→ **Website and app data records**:
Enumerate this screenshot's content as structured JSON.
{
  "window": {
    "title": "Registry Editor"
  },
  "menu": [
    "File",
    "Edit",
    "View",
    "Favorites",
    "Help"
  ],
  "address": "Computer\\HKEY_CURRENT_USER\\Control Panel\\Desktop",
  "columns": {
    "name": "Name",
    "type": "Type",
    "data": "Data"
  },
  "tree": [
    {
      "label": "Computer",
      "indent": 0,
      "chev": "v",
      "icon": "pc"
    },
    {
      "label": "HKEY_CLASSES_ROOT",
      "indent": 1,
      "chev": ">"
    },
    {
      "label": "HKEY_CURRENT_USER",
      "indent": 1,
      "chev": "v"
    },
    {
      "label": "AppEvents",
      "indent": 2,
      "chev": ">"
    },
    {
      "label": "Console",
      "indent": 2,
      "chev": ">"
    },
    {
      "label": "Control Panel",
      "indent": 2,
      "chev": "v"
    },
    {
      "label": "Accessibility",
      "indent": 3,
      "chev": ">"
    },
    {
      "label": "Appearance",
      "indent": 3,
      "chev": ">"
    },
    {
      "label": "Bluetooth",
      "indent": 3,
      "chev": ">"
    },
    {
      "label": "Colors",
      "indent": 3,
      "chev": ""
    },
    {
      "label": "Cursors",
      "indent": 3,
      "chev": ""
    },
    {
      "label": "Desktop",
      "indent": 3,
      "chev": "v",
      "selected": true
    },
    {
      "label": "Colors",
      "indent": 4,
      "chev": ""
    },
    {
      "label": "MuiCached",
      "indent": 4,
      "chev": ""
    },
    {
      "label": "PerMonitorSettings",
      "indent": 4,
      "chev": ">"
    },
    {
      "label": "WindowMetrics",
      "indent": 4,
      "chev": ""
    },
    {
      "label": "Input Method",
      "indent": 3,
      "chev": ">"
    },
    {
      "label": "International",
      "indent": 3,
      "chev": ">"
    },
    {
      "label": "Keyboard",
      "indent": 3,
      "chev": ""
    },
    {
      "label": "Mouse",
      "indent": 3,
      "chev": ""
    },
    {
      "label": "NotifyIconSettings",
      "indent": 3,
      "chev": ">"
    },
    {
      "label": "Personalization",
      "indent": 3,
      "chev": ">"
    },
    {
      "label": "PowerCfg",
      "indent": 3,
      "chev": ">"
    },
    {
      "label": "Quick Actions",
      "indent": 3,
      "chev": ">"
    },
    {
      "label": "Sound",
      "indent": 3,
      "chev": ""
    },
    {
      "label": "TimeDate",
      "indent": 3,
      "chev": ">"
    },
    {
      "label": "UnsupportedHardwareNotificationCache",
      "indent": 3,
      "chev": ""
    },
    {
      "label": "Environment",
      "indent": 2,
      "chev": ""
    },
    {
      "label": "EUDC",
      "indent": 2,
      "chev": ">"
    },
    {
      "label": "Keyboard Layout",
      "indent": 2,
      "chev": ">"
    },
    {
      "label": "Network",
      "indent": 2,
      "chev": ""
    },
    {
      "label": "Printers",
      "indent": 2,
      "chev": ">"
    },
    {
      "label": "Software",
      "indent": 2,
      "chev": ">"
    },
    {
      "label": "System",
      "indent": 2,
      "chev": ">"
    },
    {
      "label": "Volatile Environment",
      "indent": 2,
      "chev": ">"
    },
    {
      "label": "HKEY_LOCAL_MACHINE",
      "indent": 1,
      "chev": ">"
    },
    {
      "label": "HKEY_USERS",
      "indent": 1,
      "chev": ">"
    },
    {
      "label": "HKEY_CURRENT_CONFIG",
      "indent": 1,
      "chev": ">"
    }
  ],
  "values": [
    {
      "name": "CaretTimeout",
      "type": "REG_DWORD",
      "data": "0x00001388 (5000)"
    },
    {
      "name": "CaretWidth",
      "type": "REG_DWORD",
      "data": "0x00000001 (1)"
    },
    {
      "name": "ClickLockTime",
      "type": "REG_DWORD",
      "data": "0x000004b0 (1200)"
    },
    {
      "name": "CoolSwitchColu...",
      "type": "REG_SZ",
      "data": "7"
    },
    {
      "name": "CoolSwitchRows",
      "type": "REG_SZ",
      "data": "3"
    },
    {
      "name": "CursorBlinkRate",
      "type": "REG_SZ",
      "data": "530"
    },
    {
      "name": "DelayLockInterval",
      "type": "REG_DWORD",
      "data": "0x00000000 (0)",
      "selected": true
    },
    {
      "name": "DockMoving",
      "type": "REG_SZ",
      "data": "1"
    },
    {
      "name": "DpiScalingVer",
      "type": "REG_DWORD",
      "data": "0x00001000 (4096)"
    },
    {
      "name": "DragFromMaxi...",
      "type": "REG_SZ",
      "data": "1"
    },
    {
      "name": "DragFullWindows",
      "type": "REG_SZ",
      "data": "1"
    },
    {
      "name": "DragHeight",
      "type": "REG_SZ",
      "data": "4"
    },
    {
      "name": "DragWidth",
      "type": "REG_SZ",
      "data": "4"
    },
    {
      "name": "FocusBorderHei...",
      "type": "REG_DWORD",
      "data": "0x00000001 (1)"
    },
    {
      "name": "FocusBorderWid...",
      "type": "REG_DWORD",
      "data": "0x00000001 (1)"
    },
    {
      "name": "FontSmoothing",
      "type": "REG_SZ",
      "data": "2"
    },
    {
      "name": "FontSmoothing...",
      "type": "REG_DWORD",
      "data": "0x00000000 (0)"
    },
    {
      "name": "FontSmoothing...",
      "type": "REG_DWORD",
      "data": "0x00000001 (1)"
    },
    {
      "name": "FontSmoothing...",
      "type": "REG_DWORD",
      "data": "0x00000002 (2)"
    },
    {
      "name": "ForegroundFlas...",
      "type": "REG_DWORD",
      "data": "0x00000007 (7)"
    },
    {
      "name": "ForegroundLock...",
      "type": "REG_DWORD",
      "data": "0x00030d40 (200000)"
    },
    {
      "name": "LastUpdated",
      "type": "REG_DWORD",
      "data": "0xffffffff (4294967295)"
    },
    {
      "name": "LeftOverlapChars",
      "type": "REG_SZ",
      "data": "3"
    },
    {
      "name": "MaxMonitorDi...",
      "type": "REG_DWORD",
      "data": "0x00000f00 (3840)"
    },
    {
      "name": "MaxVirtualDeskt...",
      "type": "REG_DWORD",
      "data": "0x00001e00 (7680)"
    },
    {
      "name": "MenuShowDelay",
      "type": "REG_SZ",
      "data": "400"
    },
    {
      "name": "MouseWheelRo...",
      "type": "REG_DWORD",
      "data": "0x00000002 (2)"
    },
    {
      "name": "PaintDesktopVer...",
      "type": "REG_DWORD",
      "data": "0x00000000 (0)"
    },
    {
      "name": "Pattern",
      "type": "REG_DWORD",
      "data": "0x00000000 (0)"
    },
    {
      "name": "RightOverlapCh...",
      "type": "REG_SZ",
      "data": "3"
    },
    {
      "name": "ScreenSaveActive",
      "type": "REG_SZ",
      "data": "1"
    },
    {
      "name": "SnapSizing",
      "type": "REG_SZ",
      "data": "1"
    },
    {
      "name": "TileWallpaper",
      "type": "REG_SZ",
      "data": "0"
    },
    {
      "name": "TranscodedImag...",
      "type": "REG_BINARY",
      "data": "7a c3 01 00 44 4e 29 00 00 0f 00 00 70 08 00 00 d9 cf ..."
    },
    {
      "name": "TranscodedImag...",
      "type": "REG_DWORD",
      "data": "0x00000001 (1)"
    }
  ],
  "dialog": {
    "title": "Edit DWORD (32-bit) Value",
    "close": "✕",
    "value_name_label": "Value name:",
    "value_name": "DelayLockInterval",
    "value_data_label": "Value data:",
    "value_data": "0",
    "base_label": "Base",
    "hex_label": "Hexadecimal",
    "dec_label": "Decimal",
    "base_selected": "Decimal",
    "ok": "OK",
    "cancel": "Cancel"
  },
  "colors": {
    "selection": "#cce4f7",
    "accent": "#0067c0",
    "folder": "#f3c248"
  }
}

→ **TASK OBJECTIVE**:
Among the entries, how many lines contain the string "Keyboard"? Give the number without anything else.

→ **PROBLEM SOLUTION**:
2